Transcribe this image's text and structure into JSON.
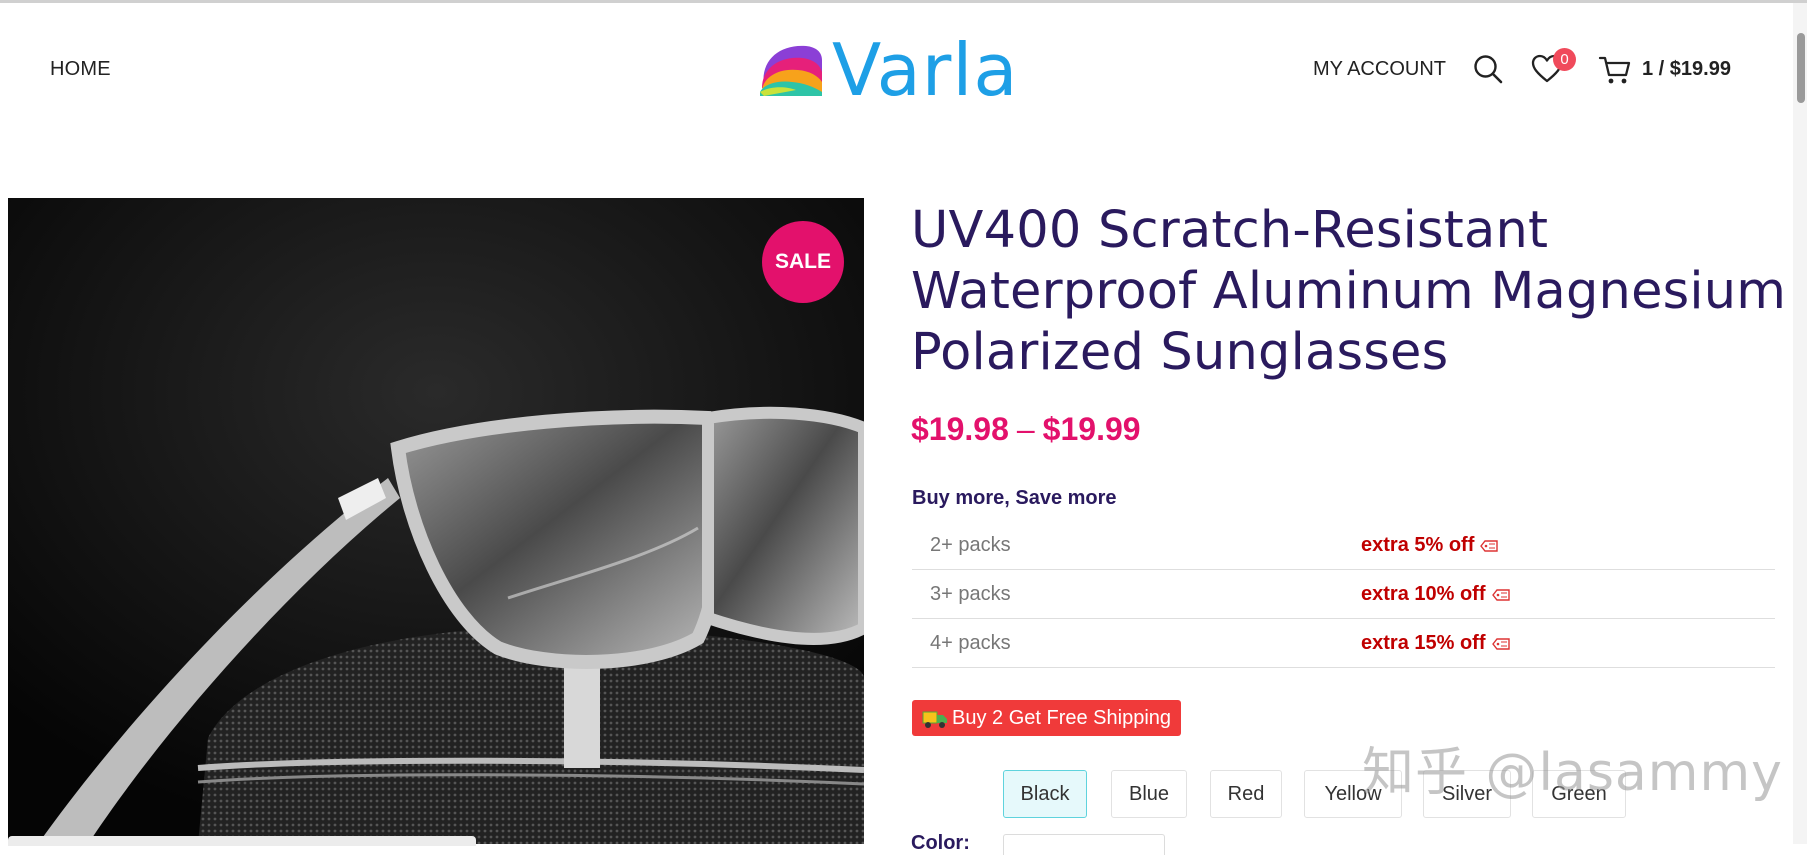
{
  "header": {
    "nav_home": "HOME",
    "logo_text": "Varla",
    "my_account": "MY ACCOUNT",
    "wishlist_count": "0",
    "cart_summary": "1 / $19.99"
  },
  "product": {
    "sale_badge": "SALE",
    "title": "UV400 Scratch-Resistant Waterproof Aluminum Magnesium Polarized Sunglasses",
    "price_low": "$19.98",
    "price_sep": "–",
    "price_high": "$19.99",
    "bulk_heading": "Buy more, Save more",
    "bulk_rows": [
      {
        "packs": "2+ packs",
        "discount": "extra 5% off"
      },
      {
        "packs": "3+ packs",
        "discount": "extra 10% off"
      },
      {
        "packs": "4+ packs",
        "discount": "extra 15% off"
      }
    ],
    "shipping_badge": "Buy 2 Get Free Shipping",
    "colors": [
      "Black",
      "Blue",
      "Red",
      "Yellow",
      "Silver",
      "Green"
    ],
    "selected_color": "Black",
    "color_label": "Color:"
  },
  "watermark": "知乎 @lasammy",
  "colors": {
    "title": "#2a1a5e",
    "price": "#e3116c",
    "discount": "#c00000",
    "logo": "#1e9fe6",
    "shipping": "#f03a3a"
  }
}
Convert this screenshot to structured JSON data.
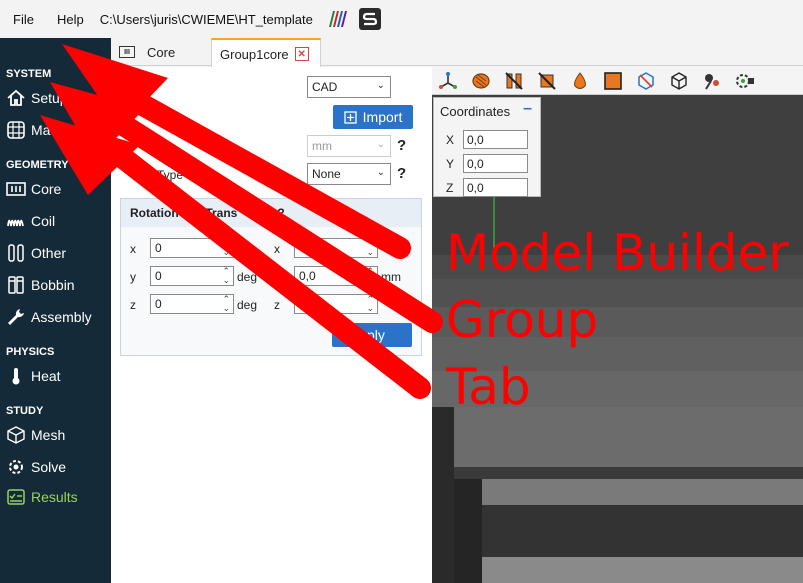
{
  "menubar": {
    "file": "File",
    "help": "Help",
    "path": "C:\\Users\\juris\\CWIEME\\HT_template"
  },
  "sidebar": {
    "sections": [
      {
        "label": "SYSTEM"
      },
      {
        "label": "GEOMETRY"
      },
      {
        "label": "PHYSICS"
      },
      {
        "label": "STUDY"
      }
    ],
    "items": {
      "setup": "Setup",
      "material": "Mate",
      "core": "Core",
      "coil": "Coil",
      "other": "Other",
      "bobbin": "Bobbin",
      "assembly": "Assembly",
      "heat": "Heat",
      "mesh": "Mesh",
      "solve": "Solve",
      "results": "Results"
    },
    "results_color": "#9ad35a"
  },
  "tabs": [
    {
      "label": "Core",
      "icon": "core-icon"
    },
    {
      "label": "Group1core",
      "active": true,
      "close_icon": "close-icon"
    }
  ],
  "panel": {
    "source_select": "CAD",
    "import_label": "Import",
    "unit_select": "mm",
    "type_label": "Type",
    "type_select": "None",
    "rotation_header": "Rotation",
    "rotation_header_tail": "l Trans",
    "rows": [
      {
        "axis": "x",
        "value": "0",
        "axis2": "x",
        "value2": ""
      },
      {
        "axis": "y",
        "value": "0",
        "unit": "deg",
        "axis2": "y",
        "value2": "0,0",
        "unit2": "mm"
      },
      {
        "axis": "z",
        "value": "0",
        "unit": "deg",
        "axis2": "z",
        "value2": ""
      }
    ],
    "apply_label": "pply",
    "qmark": "?",
    "accent": "#2a73c8"
  },
  "viewport": {
    "coords_title": "Coordinates",
    "coords": [
      {
        "axis": "X",
        "value": "0,0"
      },
      {
        "axis": "Y",
        "value": "0,0"
      },
      {
        "axis": "Z",
        "value": "0,0"
      }
    ],
    "toolbar_icons": [
      "axes-icon",
      "coil-shape-icon",
      "hide-coil-icon",
      "hide-other-icon",
      "drop-icon",
      "orange-square-icon",
      "cube-cross-icon",
      "wireframe-cube-icon",
      "probe-icon",
      "camera-gear-icon"
    ]
  },
  "annotations": {
    "line1": "Model Builder",
    "line2": "Group",
    "line3": "Tab",
    "color": "#ff0000"
  }
}
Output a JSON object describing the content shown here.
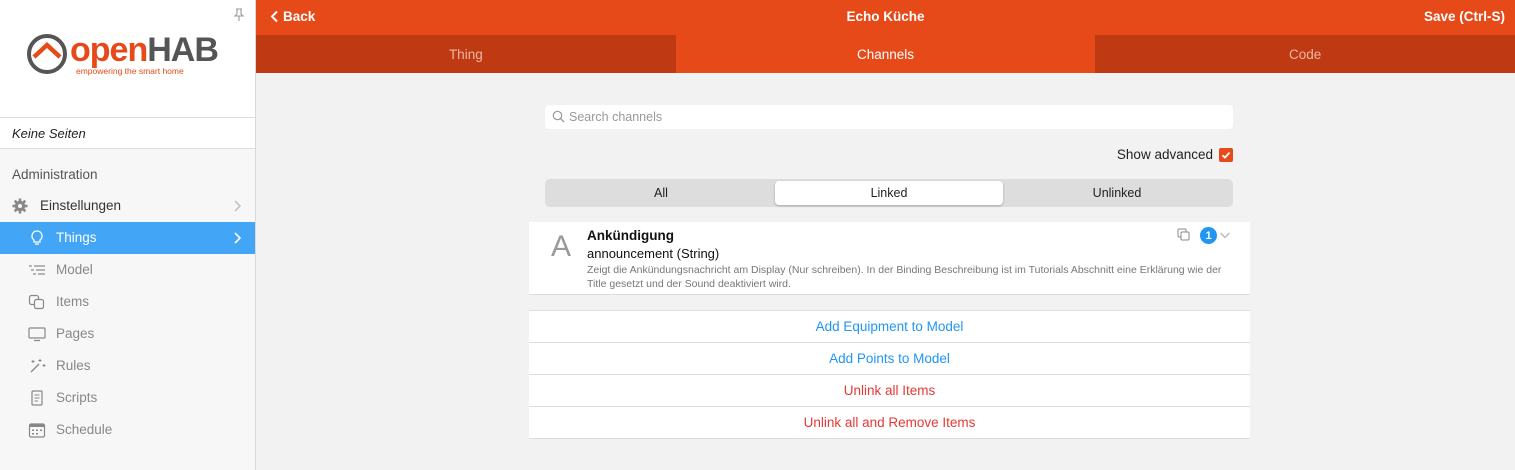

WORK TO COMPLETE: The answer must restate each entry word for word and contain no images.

RESPONSE AREA:
Transcribe this image's text and structure into JSON.
{
  "header": {
    "nav_home": "HOME",
    "logo_text": "Varla",
    "my_account": "MY ACCOUNT",
    "wishlist_count": "0",
    "cart_summary": "1 / $19.99"
  },
  "product": {
    "sale_badge": "SALE",
    "title": "UV400 Scratch-Resistant Waterproof Aluminum Magnesium Polarized Sunglasses",
    "price_low": "$19.98",
    "price_sep": "–",
    "price_high": "$19.99",
    "bulk_heading": "Buy more, Save more",
    "bulk_rows": [
      {
        "packs": "2+ packs",
        "discount": "extra 5% off"
      },
      {
        "packs": "3+ packs",
        "discount": "extra 10% off"
      },
      {
        "packs": "4+ packs",
        "discount": "extra 15% off"
      }
    ],
    "shipping_badge": "Buy 2 Get Free Shipping",
    "colors": [
      "Black",
      "Blue",
      "Red",
      "Yellow",
      "Silver",
      "Green"
    ],
    "selected_color": "Black",
    "color_label": "Color:"
  },
  "watermark": "知乎 @lasammy",
  "colors": {
    "title": "#2a1a5e",
    "price": "#e3116c",
    "discount": "#c00000",
    "logo": "#1e9fe6",
    "shipping": "#f03a3a"
  }
}
Convert this screenshot to structured JSON data.
{
  "menubar": {
    "file": "File",
    "help": "Help",
    "path": "C:\\Users\\juris\\CWIEME\\HT_template"
  },
  "sidebar": {
    "sections": [
      {
        "label": "SYSTEM"
      },
      {
        "label": "GEOMETRY"
      },
      {
        "label": "PHYSICS"
      },
      {
        "label": "STUDY"
      }
    ],
    "items": {
      "setup": "Setup",
      "material": "Mate",
      "core": "Core",
      "coil": "Coil",
      "other": "Other",
      "bobbin": "Bobbin",
      "assembly": "Assembly",
      "heat": "Heat",
      "mesh": "Mesh",
      "solve": "Solve",
      "results": "Results"
    },
    "results_color": "#9ad35a"
  },
  "tabs": [
    {
      "label": "Core",
      "icon": "core-icon"
    },
    {
      "label": "Group1core",
      "active": true,
      "close_icon": "close-icon"
    }
  ],
  "panel": {
    "source_select": "CAD",
    "import_label": "Import",
    "unit_select": "mm",
    "type_label": "Type",
    "type_select": "None",
    "rotation_header": "Rotation",
    "rotation_header_tail": "l Trans",
    "rows": [
      {
        "axis": "x",
        "value": "0",
        "axis2": "x",
        "value2": ""
      },
      {
        "axis": "y",
        "value": "0",
        "unit": "deg",
        "axis2": "y",
        "value2": "0,0",
        "unit2": "mm"
      },
      {
        "axis": "z",
        "value": "0",
        "unit": "deg",
        "axis2": "z",
        "value2": ""
      }
    ],
    "apply_label": "pply",
    "qmark": "?",
    "accent": "#2a73c8"
  },
  "viewport": {
    "coords_title": "Coordinates",
    "coords": [
      {
        "axis": "X",
        "value": "0,0"
      },
      {
        "axis": "Y",
        "value": "0,0"
      },
      {
        "axis": "Z",
        "value": "0,0"
      }
    ],
    "toolbar_icons": [
      "axes-icon",
      "coil-shape-icon",
      "hide-coil-icon",
      "hide-other-icon",
      "drop-icon",
      "orange-square-icon",
      "cube-cross-icon",
      "wireframe-cube-icon",
      "probe-icon",
      "camera-gear-icon"
    ]
  },
  "annotations": {
    "line1": "Model Builder",
    "line2": "Group",
    "line3": "Tab",
    "color": "#ff0000"
  }
}
Output a JSON object describing the content shown here.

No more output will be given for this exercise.